Poster Number 374
Tuesday, 7 October 2008
George R. Brown Convention Center, Exhibit Hall E
Alfalfa Stem Nematode (ASN), Ditylenchus dipsaci,

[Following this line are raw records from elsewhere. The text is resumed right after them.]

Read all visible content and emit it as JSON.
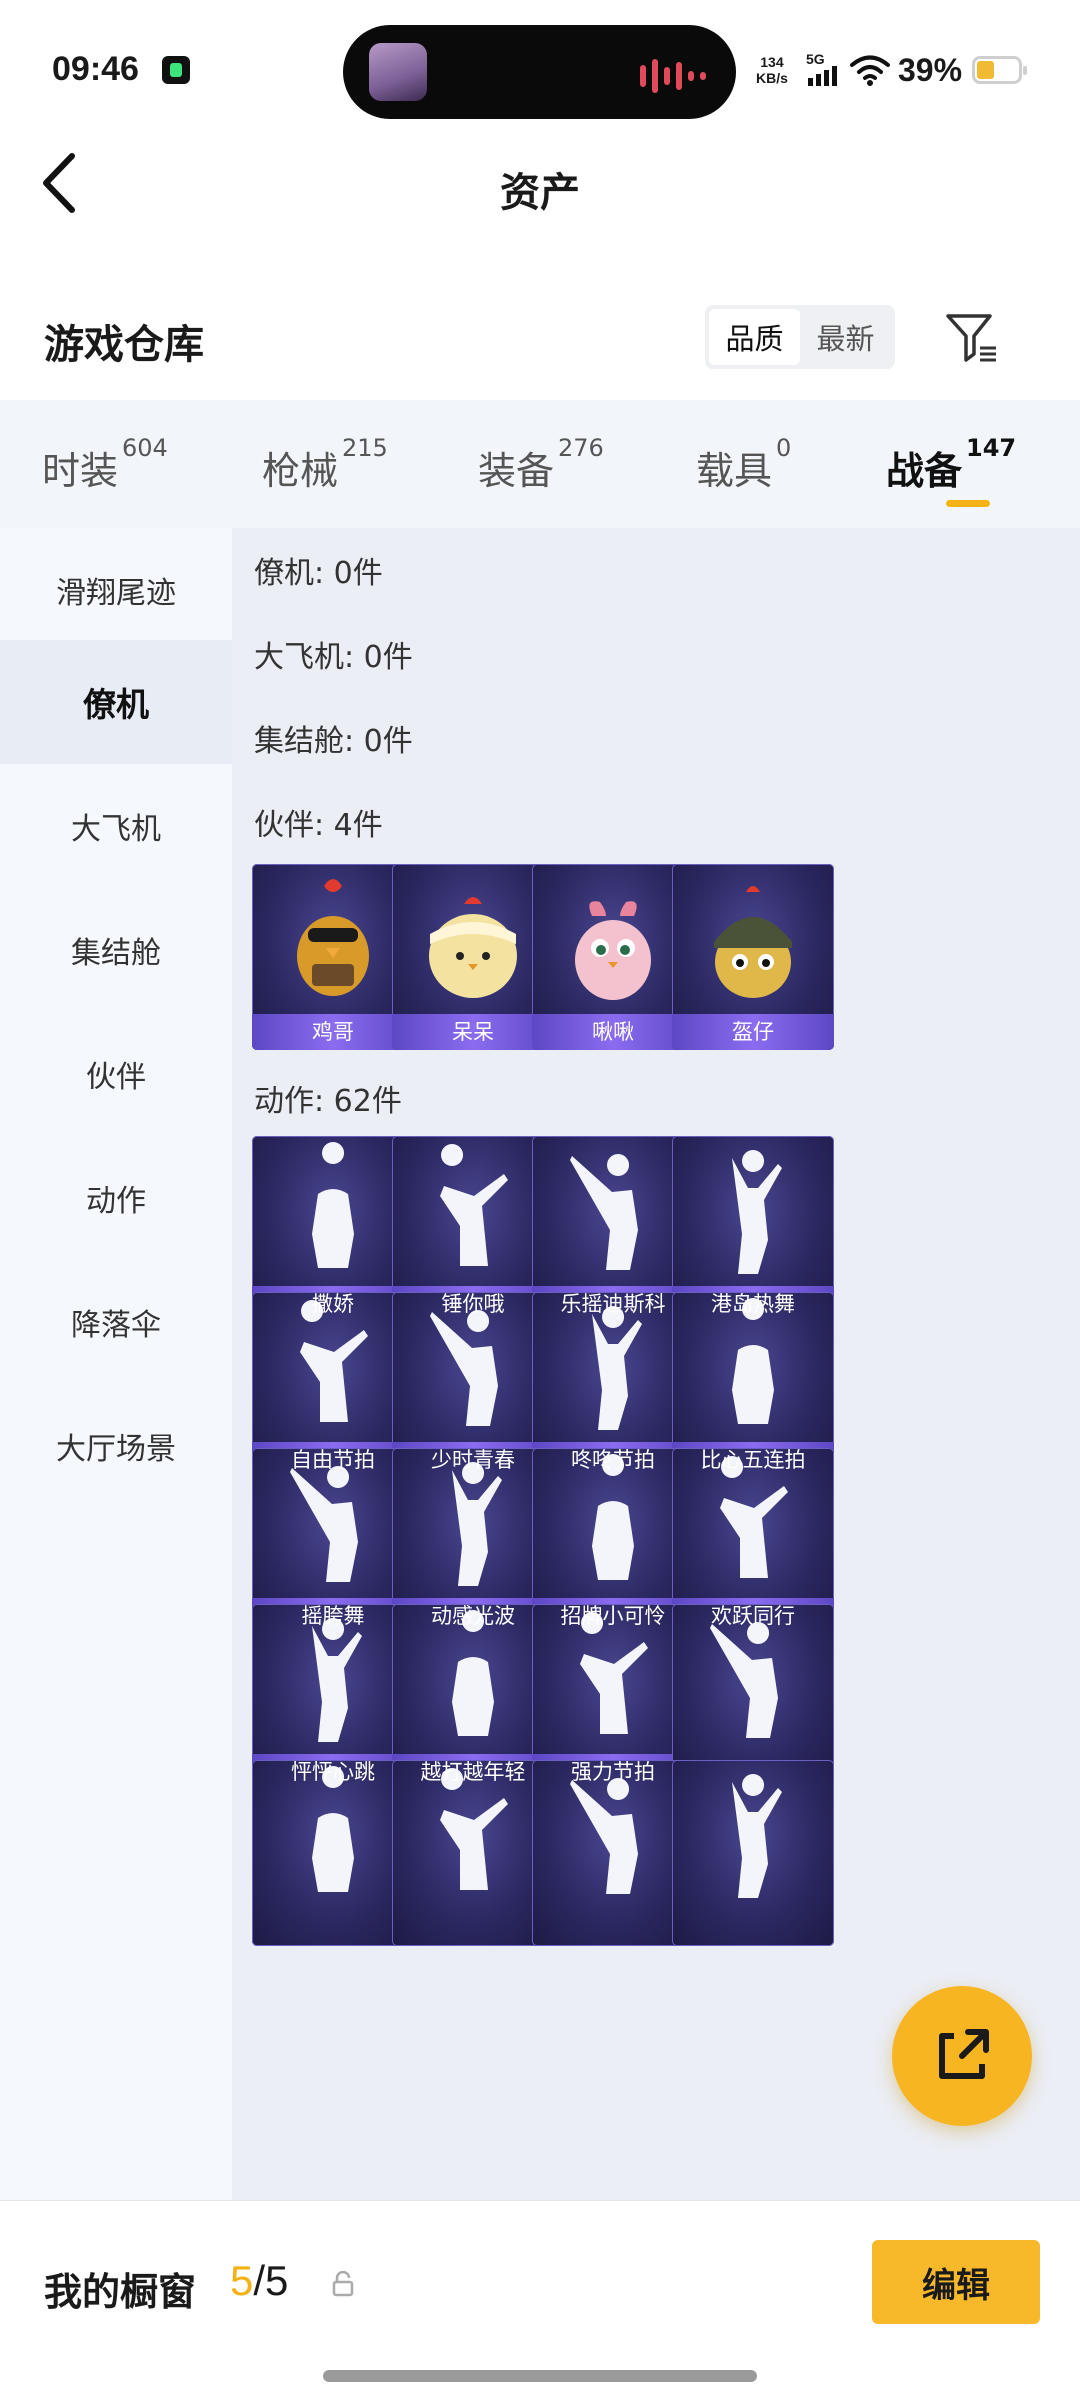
{
  "status_bar": {
    "time": "09:46",
    "net_speed_value": "134",
    "net_speed_unit": "KB/s",
    "network": "5G",
    "battery": "39%"
  },
  "header": {
    "title": "资产"
  },
  "section": {
    "title": "游戏仓库",
    "sort_options": [
      "品质",
      "最新"
    ],
    "active_sort": "品质"
  },
  "tabs": [
    {
      "label": "时装",
      "count": "604"
    },
    {
      "label": "枪械",
      "count": "215"
    },
    {
      "label": "装备",
      "count": "276"
    },
    {
      "label": "载具",
      "count": "0"
    },
    {
      "label": "战备",
      "count": "147"
    }
  ],
  "active_tab": "战备",
  "sidebar": [
    "滑翔尾迹",
    "僚机",
    "大飞机",
    "集结舱",
    "伙伴",
    "动作",
    "降落伞",
    "大厅场景"
  ],
  "active_sidebar": "僚机",
  "categories": {
    "wingman": "僚机: 0件",
    "plane": "大飞机: 0件",
    "capsule": "集结舱: 0件",
    "companion": "伙伴: 4件",
    "emote": "动作: 62件"
  },
  "companions": [
    "鸡哥",
    "呆呆",
    "啾啾",
    "盔仔"
  ],
  "emotes": [
    [
      "撒娇",
      "锤你哦",
      "乐摇迪斯科",
      "港岛热舞"
    ],
    [
      "自由节拍",
      "少时青春",
      "咚咚节拍",
      "比心五连拍"
    ],
    [
      "摇胯舞",
      "动感光波",
      "招牌小可怜",
      "欢跃同行"
    ],
    [
      "怦怦心跳",
      "越打越年轻",
      "强力节拍",
      ""
    ],
    [
      "",
      "",
      "",
      ""
    ]
  ],
  "bottom_bar": {
    "label": "我的橱窗",
    "current": "5",
    "separator": "/",
    "total": "5",
    "edit_button": "编辑"
  },
  "colors": {
    "accent": "#f7b521",
    "card_band": "#7a5ee6",
    "card_bg": "#2b2862"
  }
}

is an important alfalfa pest in the state of Utah. Symptoms are manifest as stunted plants, slower spring “green up”, poor stand density, weed infestations, and losses in forage yield and quality. Current control methods include prevention by sanitation, crop rotations for two or more years with a non-host crop, and pesticide treatments. Other control methods are needed for an improved integrated pest management strategy. The use of a fumigation mustard crop rotation has been shown to provide nematode control in wheat and potatoes in the Pacific Northwest. There is also a considerable interest in growing oilseed mustard crops, canola and camelina, as sources of biodiesel. This project was initiated to determine the possible ASN control benefits from a biofumigant mustard, spring canola, and camelina crop rotation as compared to a traditional oat hay rotation. A nematode infested alfalfa stand in Millard County was selected for study with three replications of the four crop rotation treatments being planted in spring 2007. Pre-plant soil samples from all plots were taken and analyzed for ASN. The oat or control treatment was swathed and baled for oat hay. The fumigation mustard was mown and tilled into the soil when the plants were green. Canola and camelina crops were randomly split into two half treatments with the whole plants being tilled into the soil and the other half being harvested for seed and the crop stover being tilled into the soil. The field was then replanted to alfalfa. Treatment effect on ASN will be measured in 2008 by soil and plant nematode infestation levels, alfalfa stand density, and forage yield.